● **Exercise objective**
Repeat, word for word, each of the records shown below, without their pictures.

------ Entries supplied ------

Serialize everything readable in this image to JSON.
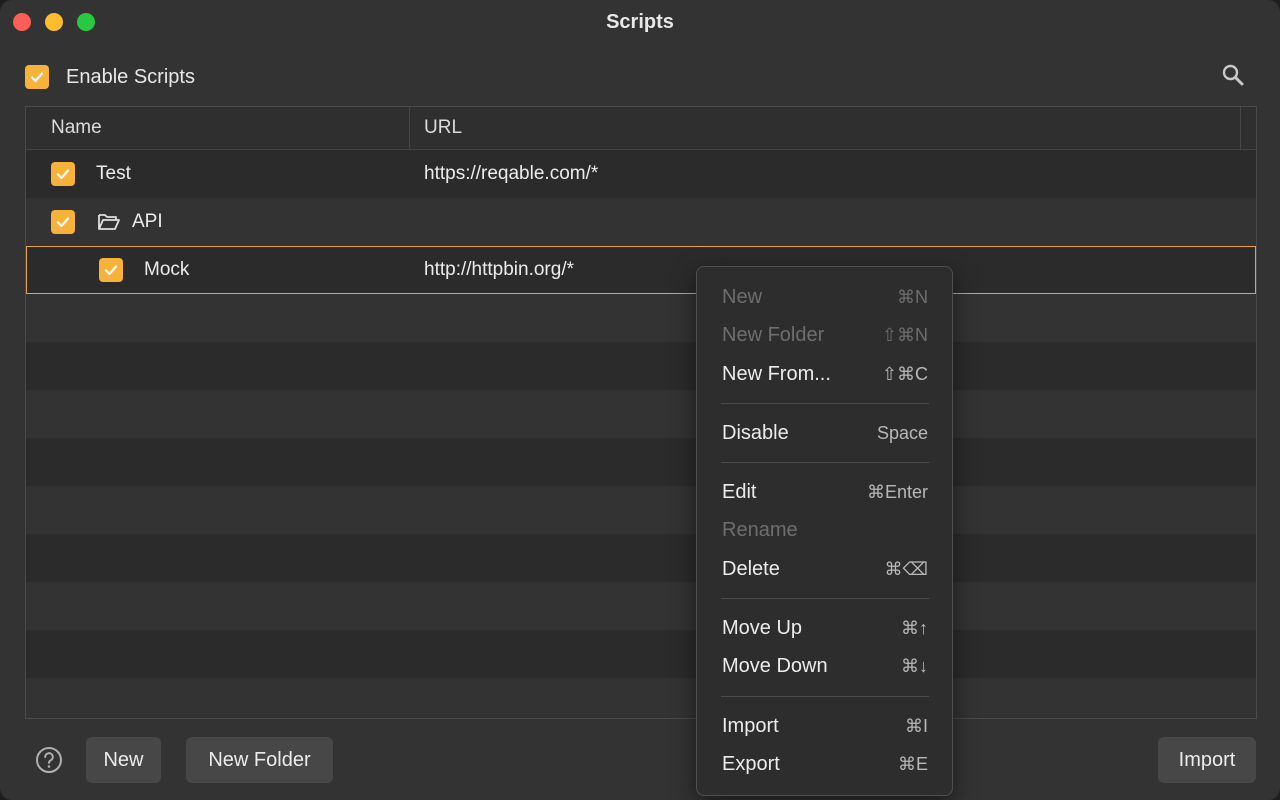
{
  "window": {
    "title": "Scripts"
  },
  "enable": {
    "label": "Enable Scripts",
    "checked": true
  },
  "table": {
    "columns": [
      "Name",
      "URL"
    ],
    "rows": [
      {
        "name": "Test",
        "url": "https://reqable.com/*",
        "checked": true,
        "type": "script"
      },
      {
        "name": "API",
        "url": "",
        "checked": true,
        "type": "folder"
      },
      {
        "name": "Mock",
        "url": "http://httpbin.org/*",
        "checked": true,
        "type": "script",
        "selected": true
      }
    ]
  },
  "buttons": {
    "new": "New",
    "new_folder": "New Folder",
    "import": "Import"
  },
  "context_menu": {
    "items": [
      {
        "label": "New",
        "shortcut": "⌘N",
        "enabled": false
      },
      {
        "label": "New Folder",
        "shortcut": "⇧⌘N",
        "enabled": false
      },
      {
        "label": "New From...",
        "shortcut": "⇧⌘C",
        "enabled": true
      },
      {
        "label": "Disable",
        "shortcut": "Space",
        "enabled": true
      },
      {
        "label": "Edit",
        "shortcut": "⌘Enter",
        "enabled": true
      },
      {
        "label": "Rename",
        "shortcut": "",
        "enabled": false
      },
      {
        "label": "Delete",
        "shortcut": "⌘⌫",
        "enabled": true
      },
      {
        "label": "Move Up",
        "shortcut": "⌘↑",
        "enabled": true
      },
      {
        "label": "Move Down",
        "shortcut": "⌘↓",
        "enabled": true
      },
      {
        "label": "Import",
        "shortcut": "⌘I",
        "enabled": true
      },
      {
        "label": "Export",
        "shortcut": "⌘E",
        "enabled": true
      }
    ]
  },
  "colors": {
    "accent": "#f6b23b",
    "selection_border": "#e8a33a",
    "background": "#333333"
  }
}
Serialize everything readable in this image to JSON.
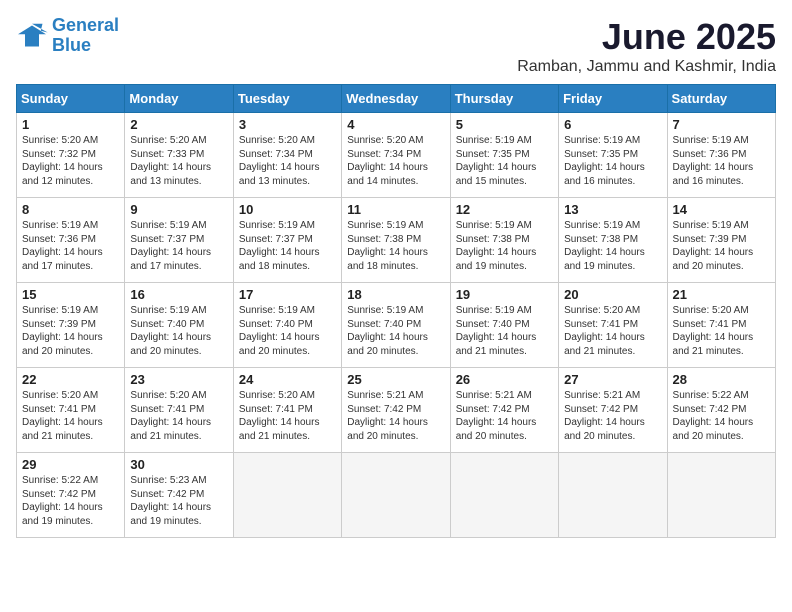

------

● **Exercise response**
Serialize everything readable in this image to JSON.
{
  "window": {
    "title": "Scripts"
  },
  "enable": {
    "label": "Enable Scripts",
    "checked": true
  },
  "table": {
    "columns": [
      "Name",
      "URL"
    ],
    "rows": [
      {
        "name": "Test",
        "url": "https://reqable.com/*",
        "checked": true,
        "type": "script"
      },
      {
        "name": "API",
        "url": "",
        "checked": true,
        "type": "folder"
      },
      {
        "name": "Mock",
        "url": "http://httpbin.org/*",
        "checked": true,
        "type": "script",
        "selected": true
      }
    ]
  },
  "buttons": {
    "new": "New",
    "new_folder": "New Folder",
    "import": "Import"
  },
  "context_menu": {
    "items": [
      {
        "label": "New",
        "shortcut": "⌘N",
        "enabled": false
      },
      {
        "label": "New Folder",
        "shortcut": "⇧⌘N",
        "enabled": false
      },
      {
        "label": "New From...",
        "shortcut": "⇧⌘C",
        "enabled": true
      },
      {
        "label": "Disable",
        "shortcut": "Space",
        "enabled": true
      },
      {
        "label": "Edit",
        "shortcut": "⌘Enter",
        "enabled": true
      },
      {
        "label": "Rename",
        "shortcut": "",
        "enabled": false
      },
      {
        "label": "Delete",
        "shortcut": "⌘⌫",
        "enabled": true
      },
      {
        "label": "Move Up",
        "shortcut": "⌘↑",
        "enabled": true
      },
      {
        "label": "Move Down",
        "shortcut": "⌘↓",
        "enabled": true
      },
      {
        "label": "Import",
        "shortcut": "⌘I",
        "enabled": true
      },
      {
        "label": "Export",
        "shortcut": "⌘E",
        "enabled": true
      }
    ]
  },
  "colors": {
    "accent": "#f6b23b",
    "selection_border": "#e8a33a",
    "background": "#333333"
  }
}
Serialize everything readable in this image to JSON.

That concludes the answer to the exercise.